START Provided records

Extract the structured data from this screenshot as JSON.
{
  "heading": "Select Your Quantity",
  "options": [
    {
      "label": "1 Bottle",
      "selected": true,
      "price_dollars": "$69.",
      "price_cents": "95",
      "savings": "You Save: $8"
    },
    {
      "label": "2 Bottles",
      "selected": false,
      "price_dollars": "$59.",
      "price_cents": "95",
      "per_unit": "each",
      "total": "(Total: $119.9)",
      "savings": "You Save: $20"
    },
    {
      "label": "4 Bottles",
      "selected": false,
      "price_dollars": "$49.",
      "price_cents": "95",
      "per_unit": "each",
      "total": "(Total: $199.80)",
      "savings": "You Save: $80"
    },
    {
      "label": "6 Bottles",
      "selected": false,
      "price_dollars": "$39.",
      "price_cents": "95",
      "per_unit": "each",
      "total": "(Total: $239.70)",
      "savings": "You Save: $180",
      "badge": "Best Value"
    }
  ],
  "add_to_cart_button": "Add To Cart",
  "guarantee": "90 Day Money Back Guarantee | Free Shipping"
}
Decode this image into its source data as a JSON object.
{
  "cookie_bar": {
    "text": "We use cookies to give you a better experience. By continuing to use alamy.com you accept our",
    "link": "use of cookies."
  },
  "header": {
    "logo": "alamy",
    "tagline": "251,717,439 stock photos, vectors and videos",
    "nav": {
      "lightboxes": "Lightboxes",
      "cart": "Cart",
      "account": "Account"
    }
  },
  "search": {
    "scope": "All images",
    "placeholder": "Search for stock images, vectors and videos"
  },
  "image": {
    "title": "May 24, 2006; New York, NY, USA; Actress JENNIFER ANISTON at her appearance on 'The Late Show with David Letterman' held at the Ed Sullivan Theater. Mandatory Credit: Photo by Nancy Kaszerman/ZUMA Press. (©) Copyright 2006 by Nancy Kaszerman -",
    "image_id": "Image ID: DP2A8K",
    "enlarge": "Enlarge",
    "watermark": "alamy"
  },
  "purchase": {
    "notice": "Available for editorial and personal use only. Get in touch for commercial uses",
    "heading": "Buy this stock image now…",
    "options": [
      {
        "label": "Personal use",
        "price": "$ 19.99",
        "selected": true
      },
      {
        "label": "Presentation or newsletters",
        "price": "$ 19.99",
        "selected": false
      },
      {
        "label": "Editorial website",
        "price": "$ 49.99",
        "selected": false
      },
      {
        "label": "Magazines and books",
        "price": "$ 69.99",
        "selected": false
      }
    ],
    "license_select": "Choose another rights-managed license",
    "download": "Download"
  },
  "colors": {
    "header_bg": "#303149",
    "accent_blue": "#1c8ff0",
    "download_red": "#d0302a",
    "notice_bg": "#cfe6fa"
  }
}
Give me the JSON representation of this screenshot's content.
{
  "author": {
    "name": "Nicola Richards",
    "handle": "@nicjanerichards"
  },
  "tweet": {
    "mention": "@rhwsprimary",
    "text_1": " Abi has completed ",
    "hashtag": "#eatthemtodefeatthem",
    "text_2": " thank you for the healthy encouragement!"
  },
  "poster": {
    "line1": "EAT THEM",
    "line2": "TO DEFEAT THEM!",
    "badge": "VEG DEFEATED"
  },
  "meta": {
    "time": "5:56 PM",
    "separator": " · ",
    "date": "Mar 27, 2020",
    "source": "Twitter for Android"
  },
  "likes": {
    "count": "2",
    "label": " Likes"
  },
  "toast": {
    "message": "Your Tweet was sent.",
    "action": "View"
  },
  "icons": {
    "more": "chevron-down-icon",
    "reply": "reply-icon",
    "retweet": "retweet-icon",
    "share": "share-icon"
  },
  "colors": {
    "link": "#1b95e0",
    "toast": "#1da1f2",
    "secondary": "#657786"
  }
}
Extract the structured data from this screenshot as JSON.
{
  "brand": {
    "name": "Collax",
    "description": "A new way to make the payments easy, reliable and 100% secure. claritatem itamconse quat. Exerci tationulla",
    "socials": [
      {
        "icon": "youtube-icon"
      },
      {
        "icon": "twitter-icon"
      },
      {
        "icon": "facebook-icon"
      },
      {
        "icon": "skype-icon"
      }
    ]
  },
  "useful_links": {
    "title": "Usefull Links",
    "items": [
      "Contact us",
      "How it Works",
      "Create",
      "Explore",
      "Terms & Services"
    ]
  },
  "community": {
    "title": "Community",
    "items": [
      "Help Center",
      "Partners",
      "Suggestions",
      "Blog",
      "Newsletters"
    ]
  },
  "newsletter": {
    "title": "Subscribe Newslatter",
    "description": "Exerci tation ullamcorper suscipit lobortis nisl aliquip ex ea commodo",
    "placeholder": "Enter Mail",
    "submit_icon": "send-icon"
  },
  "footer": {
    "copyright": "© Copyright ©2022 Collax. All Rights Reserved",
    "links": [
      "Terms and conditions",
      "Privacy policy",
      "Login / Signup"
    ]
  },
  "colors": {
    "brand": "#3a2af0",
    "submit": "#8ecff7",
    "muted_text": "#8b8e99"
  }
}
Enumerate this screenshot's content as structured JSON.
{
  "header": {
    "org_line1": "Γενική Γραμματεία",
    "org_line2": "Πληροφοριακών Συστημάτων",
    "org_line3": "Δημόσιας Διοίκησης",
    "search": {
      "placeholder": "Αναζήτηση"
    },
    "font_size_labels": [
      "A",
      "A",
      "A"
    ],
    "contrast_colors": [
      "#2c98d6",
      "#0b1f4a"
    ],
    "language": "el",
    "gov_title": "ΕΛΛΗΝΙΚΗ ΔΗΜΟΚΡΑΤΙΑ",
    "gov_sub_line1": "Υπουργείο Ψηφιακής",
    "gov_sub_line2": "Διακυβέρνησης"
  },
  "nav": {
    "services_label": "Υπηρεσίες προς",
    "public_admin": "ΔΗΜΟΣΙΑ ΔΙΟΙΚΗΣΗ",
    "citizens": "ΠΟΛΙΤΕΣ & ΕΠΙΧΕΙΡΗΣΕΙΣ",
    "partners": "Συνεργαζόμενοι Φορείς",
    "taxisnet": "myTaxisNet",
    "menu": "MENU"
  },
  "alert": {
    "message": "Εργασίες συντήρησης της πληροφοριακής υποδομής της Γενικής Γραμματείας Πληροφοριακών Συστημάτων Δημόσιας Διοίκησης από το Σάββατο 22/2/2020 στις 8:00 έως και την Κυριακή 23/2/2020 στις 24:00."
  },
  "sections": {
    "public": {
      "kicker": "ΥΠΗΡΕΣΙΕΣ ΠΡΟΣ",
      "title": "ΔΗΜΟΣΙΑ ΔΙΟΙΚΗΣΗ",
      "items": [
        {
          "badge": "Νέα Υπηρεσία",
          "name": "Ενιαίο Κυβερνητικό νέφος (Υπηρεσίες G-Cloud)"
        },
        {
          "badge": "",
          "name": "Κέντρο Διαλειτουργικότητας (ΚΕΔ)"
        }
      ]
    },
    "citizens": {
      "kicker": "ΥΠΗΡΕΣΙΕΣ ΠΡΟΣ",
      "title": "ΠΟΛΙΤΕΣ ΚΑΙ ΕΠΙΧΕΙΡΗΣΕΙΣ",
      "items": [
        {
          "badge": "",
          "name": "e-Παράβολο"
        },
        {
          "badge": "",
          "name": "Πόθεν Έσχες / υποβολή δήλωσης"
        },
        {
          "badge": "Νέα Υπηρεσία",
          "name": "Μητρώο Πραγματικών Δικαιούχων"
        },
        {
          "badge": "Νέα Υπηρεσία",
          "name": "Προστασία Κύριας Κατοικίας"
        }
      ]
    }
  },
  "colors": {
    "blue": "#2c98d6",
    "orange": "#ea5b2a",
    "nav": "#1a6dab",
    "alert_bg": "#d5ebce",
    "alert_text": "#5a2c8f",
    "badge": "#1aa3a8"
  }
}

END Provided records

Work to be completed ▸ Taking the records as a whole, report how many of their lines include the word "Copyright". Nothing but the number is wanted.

Answer space ▸ 2